3. “Tell him his fault.” The word literally means to “shed light” on his fault. Perhaps this is a blind spot for the person, or perhaps you misunderstood what he said or what she did. Oftentimes, the person might not even know he offended you, which could lead to a quick apology or a clarification of what was intended by the offending comment or action. Nonetheless, the goal is to shed the light of truth on the alleged offense.
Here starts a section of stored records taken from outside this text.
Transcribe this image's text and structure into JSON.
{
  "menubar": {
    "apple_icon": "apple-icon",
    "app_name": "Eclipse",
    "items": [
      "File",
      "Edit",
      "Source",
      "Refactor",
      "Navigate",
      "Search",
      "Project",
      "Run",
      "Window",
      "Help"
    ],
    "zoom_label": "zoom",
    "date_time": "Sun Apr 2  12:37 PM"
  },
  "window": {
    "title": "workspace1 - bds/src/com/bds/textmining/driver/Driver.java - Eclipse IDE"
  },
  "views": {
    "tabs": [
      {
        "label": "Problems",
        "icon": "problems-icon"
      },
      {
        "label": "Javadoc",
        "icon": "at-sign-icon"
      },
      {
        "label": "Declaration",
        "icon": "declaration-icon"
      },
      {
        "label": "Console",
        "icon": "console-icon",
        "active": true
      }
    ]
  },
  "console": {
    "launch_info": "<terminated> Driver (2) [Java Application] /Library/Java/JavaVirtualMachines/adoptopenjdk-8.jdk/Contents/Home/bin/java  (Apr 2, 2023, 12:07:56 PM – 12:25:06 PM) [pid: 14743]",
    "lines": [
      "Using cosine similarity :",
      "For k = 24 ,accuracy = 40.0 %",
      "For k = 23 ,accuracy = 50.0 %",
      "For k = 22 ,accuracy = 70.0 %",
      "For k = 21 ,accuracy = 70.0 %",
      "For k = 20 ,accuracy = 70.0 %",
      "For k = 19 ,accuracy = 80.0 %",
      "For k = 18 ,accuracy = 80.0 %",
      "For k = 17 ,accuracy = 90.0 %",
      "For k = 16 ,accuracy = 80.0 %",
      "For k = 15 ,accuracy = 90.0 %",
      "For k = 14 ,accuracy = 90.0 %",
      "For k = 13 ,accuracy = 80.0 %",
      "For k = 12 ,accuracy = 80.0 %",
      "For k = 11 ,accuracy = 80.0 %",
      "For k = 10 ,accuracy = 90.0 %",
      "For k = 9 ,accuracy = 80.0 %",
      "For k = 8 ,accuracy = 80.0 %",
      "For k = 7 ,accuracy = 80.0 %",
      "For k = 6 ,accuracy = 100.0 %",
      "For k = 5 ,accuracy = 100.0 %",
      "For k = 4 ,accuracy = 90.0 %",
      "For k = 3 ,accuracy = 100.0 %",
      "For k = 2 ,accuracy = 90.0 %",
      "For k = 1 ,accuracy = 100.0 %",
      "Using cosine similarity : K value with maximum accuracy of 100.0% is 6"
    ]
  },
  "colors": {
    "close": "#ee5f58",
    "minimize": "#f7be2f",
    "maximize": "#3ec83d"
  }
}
4. There are two possible results of the conversation that Jesus describes. The first is the desired outcome. “If he listens to you, you have gained your brother.” If he “listens to you” means that he has “heard” you not merely with his ears but with his heart, that he agrees with your assessment, and that he asks for your forgiveness. The result is that you “have gained your brother,” that is, you are reconciled to one another. The Lord desires that His family be a family of loving unity. Of course, the other side of your brother’s repentance is your willingness to forgive him. It’s no coincidence that the parable that follows these steps of discipline is the parable of the unforgiving servant (vv. 21–35). The basic story is that a man was forgiven a great debt (think $1 million) but failed to forgive a puny debt (think $10). The key words are spoken by the king who forgave the original debt. “Should not you have had mercy on your fellow servant, as I had mercy on you?” (v. 33). As Paul wrote to the Ephesians, “Be kind to one another, tenderhearted, forgiving one another, as God in Christ forgave you” (Eph. 4:32). When we go to someone, we should go expecting success and be ready to forgive.
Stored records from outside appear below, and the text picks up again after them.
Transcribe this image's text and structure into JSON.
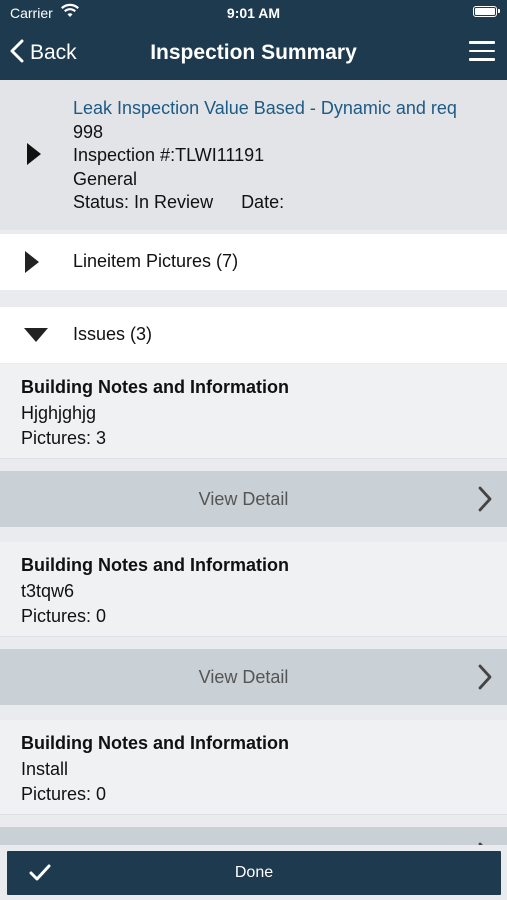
{
  "status_bar": {
    "carrier": "Carrier",
    "time": "9:01 AM"
  },
  "nav": {
    "back_label": "Back",
    "title": "Inspection Summary"
  },
  "summary": {
    "title": "Leak Inspection Value Based - Dynamic and req",
    "number": "998",
    "inspection": "Inspection #:TLWI11191",
    "category": "General",
    "status": "Status: In Review",
    "date": "Date:"
  },
  "sections": {
    "pictures": "Lineitem Pictures (7)",
    "issues": "Issues (3)"
  },
  "issues": [
    {
      "heading": "Building Notes and Information",
      "note": "Hjghjghjg",
      "pictures": "Pictures: 3"
    },
    {
      "heading": "Building Notes and Information",
      "note": "t3tqw6",
      "pictures": "Pictures: 0"
    },
    {
      "heading": "Building Notes and Information",
      "note": "Install",
      "pictures": "Pictures: 0"
    }
  ],
  "view_detail_label": "View Detail",
  "done_label": "Done",
  "colors": {
    "nav_bg": "#1d3a4e",
    "title_link": "#1e5a86",
    "detail_bar": "#c9d0d6"
  }
}
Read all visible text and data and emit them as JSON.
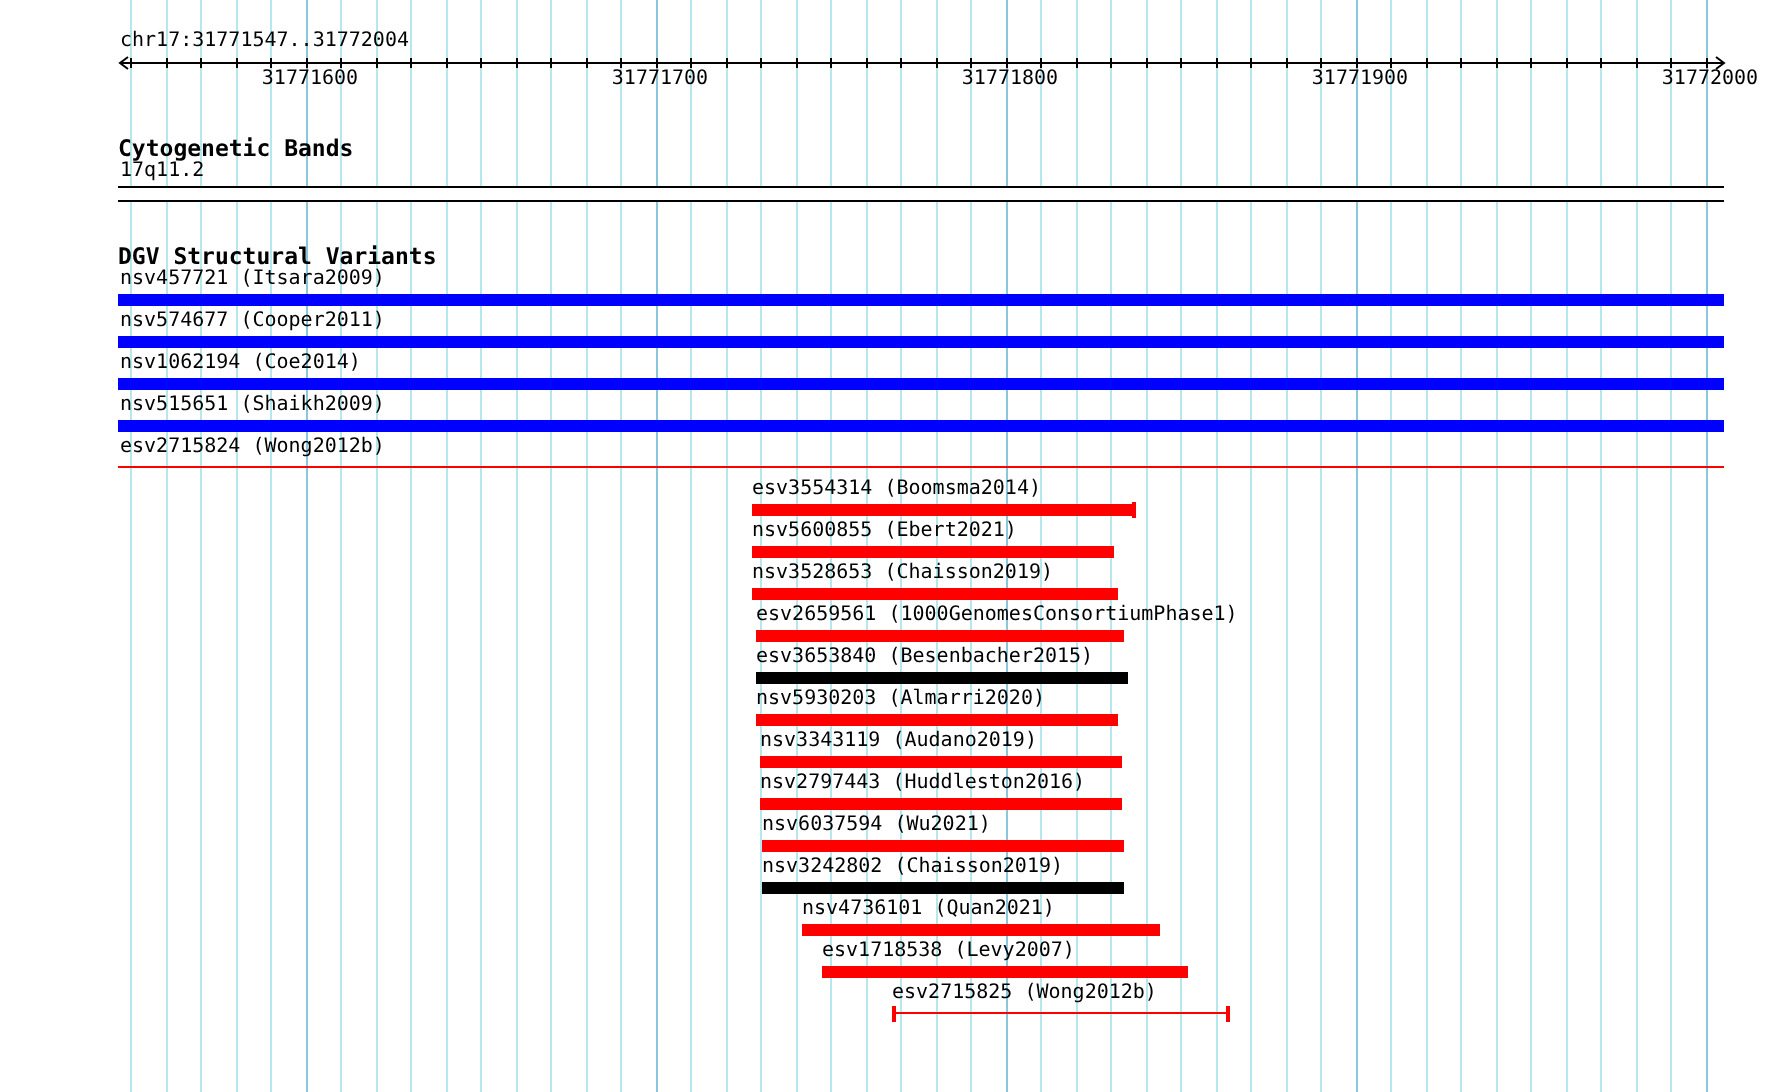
{
  "ruler": {
    "location": "chr17:31771547..31772004",
    "ticks": [
      {
        "label": "31771600"
      },
      {
        "label": "31771700"
      },
      {
        "label": "31771800"
      },
      {
        "label": "31771900"
      },
      {
        "label": "31772000"
      }
    ]
  },
  "cytogenetic_bands": {
    "title": "Cytogenetic Bands",
    "features": [
      {
        "label": "17q11.2",
        "kind": "band",
        "color": "#ffffff"
      }
    ]
  },
  "structural_variants": {
    "title": "DGV Structural Variants",
    "features": [
      {
        "label": "nsv457721 (Itsara2009)",
        "kind": "bar",
        "color": "#0000ff"
      },
      {
        "label": "nsv574677 (Cooper2011)",
        "kind": "bar",
        "color": "#0000ff"
      },
      {
        "label": "nsv1062194 (Coe2014)",
        "kind": "bar",
        "color": "#0000ff"
      },
      {
        "label": "nsv515651 (Shaikh2009)",
        "kind": "bar",
        "color": "#0000ff"
      },
      {
        "label": "esv2715824 (Wong2012b)",
        "kind": "line",
        "color": "#ff0000"
      },
      {
        "label": "esv3554314 (Boomsma2014)",
        "kind": "bar_end_cap",
        "color": "#ff0000"
      },
      {
        "label": "nsv5600855 (Ebert2021)",
        "kind": "bar",
        "color": "#ff0000"
      },
      {
        "label": "nsv3528653 (Chaisson2019)",
        "kind": "bar",
        "color": "#ff0000"
      },
      {
        "label": "esv2659561 (1000GenomesConsortiumPhase1)",
        "kind": "bar",
        "color": "#ff0000"
      },
      {
        "label": "esv3653840 (Besenbacher2015)",
        "kind": "bar",
        "color": "#000000"
      },
      {
        "label": "nsv5930203 (Almarri2020)",
        "kind": "bar",
        "color": "#ff0000"
      },
      {
        "label": "nsv3343119 (Audano2019)",
        "kind": "bar",
        "color": "#ff0000"
      },
      {
        "label": "nsv2797443 (Huddleston2016)",
        "kind": "bar",
        "color": "#ff0000"
      },
      {
        "label": "nsv6037594 (Wu2021)",
        "kind": "bar",
        "color": "#ff0000"
      },
      {
        "label": "nsv3242802 (Chaisson2019)",
        "kind": "bar",
        "color": "#000000"
      },
      {
        "label": "nsv4736101 (Quan2021)",
        "kind": "bar",
        "color": "#ff0000"
      },
      {
        "label": "esv1718538 (Levy2007)",
        "kind": "bar",
        "color": "#ff0000"
      },
      {
        "label": "esv2715825 (Wong2012b)",
        "kind": "capped_line",
        "color": "#ff0000"
      }
    ]
  }
}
We are told about the second outcome in Matthew 18:16. “But if he does not listen, take one or two others with you, that every charge may be established by the evidence of two or three witnesses.” Notice that Jesus doesn’t say, “If he does not listen, drop it.” No, our Lord’s desire is for the purity and peace of the church, and the following verses describe the ongoing process.
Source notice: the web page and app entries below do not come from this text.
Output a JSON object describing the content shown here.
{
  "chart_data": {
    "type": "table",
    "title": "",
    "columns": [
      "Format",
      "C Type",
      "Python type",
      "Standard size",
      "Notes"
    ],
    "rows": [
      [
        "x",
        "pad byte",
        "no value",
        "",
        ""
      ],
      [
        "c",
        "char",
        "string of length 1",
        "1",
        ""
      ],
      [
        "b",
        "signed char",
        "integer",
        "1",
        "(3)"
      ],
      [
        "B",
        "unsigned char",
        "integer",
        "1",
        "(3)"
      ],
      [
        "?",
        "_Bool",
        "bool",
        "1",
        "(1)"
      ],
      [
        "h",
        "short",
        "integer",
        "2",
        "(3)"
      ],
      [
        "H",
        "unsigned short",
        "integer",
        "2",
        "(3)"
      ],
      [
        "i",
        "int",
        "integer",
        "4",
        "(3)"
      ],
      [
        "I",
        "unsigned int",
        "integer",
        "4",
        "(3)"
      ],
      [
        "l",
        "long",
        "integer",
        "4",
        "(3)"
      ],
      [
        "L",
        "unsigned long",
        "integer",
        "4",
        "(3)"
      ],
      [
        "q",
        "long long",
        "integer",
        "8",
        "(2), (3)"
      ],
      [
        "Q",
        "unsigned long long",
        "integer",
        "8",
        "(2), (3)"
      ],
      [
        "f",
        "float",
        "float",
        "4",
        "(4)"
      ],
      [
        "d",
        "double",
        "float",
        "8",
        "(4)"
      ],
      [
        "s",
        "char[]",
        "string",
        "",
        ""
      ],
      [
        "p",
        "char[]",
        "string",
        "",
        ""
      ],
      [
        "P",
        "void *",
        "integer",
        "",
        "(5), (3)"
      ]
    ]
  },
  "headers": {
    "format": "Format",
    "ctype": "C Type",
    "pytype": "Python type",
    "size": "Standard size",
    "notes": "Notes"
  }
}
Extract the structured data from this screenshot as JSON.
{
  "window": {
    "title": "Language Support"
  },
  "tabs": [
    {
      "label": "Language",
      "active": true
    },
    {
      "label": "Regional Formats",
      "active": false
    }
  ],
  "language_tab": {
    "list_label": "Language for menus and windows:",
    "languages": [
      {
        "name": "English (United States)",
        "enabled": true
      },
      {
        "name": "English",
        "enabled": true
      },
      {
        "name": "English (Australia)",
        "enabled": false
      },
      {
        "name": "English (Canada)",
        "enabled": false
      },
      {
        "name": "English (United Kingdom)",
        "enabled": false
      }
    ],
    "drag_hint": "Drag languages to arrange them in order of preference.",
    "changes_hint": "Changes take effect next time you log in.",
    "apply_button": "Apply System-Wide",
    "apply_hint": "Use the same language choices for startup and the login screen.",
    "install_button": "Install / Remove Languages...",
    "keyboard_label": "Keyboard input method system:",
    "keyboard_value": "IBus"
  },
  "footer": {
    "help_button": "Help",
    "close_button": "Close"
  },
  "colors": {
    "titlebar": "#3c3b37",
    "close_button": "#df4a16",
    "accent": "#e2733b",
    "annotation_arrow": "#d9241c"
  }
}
Finally, the preceding context is very important for understanding the big picture of what is happening in verse 15. These verses have come to be known as the parable of the lost sheep (vv. 10–14). When one sheep strays, the good shepherd leaves the ninety-nine to seek the one who went astray. In providing the immediate context, Jesus is showing us that seeking the stray is what He does all the time, and this is how we are involved. As always, the Scriptures expand the perspective of our relationships to include the Lord’s view. After all, if the person has sinned against you, he has also sinned against the Lord. The ultimate goal is not just reconciliation with you, but your brother’s reconciliation with the Lord. If you think someone has sinned against you, please don’t sit and seethe; go and speak to him.